    That said, I am glad that you were able to experience the blessings of communion.

  3. Our UMC church partakes of communion by intinction. Do you all take that way as well?

  4. are in "relationship over theology." I wonder what it will happen if you have expressed your theological stand. Will they still invite you ?

  5. KB,
    I agree but to some it is up to the point of agreeing to disagree.

    Oh, I learnt a new word - intinction. I did that in the communion celebration in the retreat. Usually, we receive it in small plastic cups.

  6. Hi Chee Keat,
    Oh, I like the Cenacle Sisters. They have come across to me as very kind and reasonable people. So even if I were to have told the sister that, she would have still invited me :)

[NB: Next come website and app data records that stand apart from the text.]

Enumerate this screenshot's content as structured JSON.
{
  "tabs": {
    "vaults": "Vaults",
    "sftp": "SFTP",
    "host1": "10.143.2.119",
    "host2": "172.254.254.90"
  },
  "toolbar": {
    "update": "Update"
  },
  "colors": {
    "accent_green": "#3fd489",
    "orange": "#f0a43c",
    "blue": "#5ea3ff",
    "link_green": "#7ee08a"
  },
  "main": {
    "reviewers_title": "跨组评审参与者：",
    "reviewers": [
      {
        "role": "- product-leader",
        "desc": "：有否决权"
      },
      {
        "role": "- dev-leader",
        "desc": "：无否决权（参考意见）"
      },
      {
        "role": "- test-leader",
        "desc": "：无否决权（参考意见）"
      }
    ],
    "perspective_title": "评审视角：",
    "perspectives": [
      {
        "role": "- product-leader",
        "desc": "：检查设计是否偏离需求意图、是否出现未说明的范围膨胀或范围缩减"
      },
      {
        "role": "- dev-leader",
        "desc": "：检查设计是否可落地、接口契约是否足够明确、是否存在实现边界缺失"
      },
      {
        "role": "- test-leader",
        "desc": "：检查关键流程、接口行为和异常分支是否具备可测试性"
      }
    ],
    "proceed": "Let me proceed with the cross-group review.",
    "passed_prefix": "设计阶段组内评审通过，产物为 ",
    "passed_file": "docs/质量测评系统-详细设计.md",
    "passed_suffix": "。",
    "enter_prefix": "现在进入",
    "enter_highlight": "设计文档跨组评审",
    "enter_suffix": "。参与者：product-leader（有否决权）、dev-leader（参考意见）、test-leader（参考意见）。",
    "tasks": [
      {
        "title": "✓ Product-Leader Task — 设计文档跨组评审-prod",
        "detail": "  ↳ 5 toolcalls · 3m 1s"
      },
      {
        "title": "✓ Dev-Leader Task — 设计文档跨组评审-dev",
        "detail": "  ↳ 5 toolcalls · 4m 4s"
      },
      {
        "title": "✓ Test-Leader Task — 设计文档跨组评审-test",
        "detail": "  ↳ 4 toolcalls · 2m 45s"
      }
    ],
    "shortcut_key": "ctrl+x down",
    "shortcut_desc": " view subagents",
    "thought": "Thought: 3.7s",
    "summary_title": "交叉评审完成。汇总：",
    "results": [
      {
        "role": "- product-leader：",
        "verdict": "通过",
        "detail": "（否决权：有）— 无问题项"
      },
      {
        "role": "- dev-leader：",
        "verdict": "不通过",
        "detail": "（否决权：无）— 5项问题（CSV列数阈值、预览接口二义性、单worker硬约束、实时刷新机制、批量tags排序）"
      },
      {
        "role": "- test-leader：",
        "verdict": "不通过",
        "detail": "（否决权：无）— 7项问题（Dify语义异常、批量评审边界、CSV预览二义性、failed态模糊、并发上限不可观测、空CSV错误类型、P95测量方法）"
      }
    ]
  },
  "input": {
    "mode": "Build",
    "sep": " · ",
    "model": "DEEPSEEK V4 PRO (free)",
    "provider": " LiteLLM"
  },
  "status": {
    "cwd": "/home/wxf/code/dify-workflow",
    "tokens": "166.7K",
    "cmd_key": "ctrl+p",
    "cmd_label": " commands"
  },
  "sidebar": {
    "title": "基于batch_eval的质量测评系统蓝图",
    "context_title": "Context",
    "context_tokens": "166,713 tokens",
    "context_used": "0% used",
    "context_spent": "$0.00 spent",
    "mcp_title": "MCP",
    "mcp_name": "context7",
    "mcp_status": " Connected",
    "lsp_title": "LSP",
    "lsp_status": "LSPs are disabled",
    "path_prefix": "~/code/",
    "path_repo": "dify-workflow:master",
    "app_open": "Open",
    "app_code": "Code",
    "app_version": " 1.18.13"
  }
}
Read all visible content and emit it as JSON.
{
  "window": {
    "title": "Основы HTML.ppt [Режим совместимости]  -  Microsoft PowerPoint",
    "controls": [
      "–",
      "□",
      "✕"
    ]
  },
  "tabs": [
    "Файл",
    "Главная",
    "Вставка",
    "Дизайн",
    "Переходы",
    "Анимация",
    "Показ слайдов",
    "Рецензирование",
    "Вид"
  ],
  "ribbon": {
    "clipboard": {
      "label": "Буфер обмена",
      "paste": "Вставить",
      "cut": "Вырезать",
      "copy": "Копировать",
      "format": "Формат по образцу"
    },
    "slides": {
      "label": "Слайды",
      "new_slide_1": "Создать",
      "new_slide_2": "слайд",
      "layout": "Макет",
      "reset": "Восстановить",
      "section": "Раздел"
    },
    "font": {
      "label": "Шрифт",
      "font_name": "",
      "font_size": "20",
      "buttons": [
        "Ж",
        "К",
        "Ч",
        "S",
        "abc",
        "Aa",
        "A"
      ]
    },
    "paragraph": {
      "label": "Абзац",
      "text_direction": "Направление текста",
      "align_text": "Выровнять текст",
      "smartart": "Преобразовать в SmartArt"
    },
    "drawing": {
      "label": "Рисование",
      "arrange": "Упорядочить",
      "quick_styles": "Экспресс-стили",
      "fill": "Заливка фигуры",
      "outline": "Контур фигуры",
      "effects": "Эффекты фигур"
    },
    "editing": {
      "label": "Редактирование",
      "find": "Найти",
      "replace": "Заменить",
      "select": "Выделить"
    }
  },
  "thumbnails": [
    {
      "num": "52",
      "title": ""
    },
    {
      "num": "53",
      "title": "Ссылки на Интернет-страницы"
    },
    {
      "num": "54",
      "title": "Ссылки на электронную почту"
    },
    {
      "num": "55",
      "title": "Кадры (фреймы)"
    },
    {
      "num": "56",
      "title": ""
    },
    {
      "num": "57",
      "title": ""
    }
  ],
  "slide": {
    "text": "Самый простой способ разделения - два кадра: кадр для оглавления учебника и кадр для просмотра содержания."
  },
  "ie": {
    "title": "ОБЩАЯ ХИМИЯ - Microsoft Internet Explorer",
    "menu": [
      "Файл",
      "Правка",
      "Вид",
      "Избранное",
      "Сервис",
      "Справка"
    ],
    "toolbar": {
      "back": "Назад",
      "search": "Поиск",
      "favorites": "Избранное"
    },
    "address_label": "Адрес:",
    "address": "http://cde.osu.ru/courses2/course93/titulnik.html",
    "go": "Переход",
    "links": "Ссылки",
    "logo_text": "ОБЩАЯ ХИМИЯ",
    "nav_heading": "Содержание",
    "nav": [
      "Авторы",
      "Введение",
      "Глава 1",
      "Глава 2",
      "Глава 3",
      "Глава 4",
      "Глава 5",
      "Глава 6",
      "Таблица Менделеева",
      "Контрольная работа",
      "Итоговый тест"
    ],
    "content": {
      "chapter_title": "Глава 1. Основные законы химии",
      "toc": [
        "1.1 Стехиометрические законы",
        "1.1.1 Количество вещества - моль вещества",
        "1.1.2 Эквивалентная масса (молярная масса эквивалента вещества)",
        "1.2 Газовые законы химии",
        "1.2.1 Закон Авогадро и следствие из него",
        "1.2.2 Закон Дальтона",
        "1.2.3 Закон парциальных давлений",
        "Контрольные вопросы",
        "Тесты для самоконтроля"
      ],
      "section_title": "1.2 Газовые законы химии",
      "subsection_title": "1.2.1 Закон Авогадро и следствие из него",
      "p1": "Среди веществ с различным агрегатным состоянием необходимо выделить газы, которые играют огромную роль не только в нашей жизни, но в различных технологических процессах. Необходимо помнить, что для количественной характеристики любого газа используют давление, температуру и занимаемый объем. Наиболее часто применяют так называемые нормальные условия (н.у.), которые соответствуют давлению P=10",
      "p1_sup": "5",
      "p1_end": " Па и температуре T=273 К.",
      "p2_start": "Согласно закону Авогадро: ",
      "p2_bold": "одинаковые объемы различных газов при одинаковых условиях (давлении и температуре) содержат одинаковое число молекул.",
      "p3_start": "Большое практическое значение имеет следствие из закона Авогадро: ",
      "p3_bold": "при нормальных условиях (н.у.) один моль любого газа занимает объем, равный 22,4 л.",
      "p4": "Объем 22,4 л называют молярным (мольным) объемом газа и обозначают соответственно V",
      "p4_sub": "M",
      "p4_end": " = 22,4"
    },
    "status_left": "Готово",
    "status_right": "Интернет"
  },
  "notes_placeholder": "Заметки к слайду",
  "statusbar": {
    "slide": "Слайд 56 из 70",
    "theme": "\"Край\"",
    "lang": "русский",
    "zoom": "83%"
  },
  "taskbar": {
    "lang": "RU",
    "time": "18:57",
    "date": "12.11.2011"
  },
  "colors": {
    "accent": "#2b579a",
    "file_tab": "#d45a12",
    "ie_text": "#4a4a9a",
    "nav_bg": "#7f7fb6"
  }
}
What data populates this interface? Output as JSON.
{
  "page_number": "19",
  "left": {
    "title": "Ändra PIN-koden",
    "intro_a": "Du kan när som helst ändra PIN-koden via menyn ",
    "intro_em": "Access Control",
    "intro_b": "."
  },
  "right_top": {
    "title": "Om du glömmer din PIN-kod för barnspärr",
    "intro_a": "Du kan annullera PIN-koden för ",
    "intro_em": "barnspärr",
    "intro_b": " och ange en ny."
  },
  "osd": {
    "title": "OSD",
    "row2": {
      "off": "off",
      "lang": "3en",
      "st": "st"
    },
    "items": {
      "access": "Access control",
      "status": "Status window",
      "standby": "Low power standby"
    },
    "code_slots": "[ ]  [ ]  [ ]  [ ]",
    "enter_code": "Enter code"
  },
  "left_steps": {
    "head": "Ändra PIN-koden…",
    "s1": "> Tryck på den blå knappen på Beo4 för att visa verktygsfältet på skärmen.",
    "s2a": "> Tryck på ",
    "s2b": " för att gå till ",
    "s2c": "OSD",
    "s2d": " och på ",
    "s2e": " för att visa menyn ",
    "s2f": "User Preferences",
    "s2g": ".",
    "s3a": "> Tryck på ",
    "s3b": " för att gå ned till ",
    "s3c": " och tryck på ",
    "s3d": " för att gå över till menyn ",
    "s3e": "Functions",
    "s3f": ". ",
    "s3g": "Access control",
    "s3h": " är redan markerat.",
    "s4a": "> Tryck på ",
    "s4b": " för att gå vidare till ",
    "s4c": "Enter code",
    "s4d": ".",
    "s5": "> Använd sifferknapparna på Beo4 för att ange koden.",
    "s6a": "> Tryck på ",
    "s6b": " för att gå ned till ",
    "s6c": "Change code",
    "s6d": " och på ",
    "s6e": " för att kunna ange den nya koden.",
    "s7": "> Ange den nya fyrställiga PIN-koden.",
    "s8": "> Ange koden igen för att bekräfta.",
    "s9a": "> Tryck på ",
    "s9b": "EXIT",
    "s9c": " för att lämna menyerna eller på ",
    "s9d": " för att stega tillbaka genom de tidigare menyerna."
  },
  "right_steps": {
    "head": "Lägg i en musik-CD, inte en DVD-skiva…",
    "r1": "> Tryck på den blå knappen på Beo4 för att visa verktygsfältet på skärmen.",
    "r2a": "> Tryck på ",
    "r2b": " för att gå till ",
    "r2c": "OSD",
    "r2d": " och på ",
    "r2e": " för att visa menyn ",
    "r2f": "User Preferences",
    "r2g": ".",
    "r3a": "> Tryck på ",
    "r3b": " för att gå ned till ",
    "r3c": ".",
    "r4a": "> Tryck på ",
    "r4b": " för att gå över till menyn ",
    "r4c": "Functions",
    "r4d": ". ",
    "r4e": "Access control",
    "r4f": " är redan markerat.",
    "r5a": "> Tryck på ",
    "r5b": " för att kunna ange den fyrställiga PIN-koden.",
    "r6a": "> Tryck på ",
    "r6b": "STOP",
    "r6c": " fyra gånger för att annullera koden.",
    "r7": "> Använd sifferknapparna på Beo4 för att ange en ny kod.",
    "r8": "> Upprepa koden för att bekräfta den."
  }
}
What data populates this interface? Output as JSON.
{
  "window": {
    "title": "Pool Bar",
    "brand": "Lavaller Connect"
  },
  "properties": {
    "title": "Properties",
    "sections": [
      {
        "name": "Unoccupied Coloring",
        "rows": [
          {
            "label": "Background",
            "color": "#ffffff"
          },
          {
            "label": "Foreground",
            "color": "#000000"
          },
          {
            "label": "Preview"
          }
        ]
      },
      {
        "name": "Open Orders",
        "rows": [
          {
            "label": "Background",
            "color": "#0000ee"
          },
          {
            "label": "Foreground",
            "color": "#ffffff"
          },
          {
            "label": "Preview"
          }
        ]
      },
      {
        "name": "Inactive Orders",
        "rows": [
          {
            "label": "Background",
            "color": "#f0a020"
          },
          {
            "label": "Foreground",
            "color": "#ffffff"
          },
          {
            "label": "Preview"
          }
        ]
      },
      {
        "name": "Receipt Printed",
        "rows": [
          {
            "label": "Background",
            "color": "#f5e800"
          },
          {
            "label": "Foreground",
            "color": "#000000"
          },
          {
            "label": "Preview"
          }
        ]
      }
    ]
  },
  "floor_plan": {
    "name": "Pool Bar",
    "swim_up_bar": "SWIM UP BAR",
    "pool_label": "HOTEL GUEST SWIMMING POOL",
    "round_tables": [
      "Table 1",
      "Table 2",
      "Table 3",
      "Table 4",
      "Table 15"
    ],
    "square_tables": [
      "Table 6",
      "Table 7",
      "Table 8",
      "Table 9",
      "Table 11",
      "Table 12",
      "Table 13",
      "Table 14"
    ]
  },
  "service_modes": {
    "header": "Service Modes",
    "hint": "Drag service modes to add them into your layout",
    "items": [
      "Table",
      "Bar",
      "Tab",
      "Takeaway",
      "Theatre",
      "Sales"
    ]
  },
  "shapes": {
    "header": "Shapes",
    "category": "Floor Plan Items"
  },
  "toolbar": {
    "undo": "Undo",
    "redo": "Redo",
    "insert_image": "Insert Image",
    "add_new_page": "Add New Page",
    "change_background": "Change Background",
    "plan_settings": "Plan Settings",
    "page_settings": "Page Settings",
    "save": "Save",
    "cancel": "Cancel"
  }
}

  7. One thing that the Catholics, Anglicans and Episcopals do differently is they use real wine. I have mixed feelings about that because it bars recovering alcoholics from communion.

  8. I agree. If I am not mistaken, the wine used in Jesus' time was diluted, three parts water, one part wine. So it would not be so bad, I suppose, if they do that now?

    On the other hand, the grape juice used is so diluted that it is practically tasteless! LOL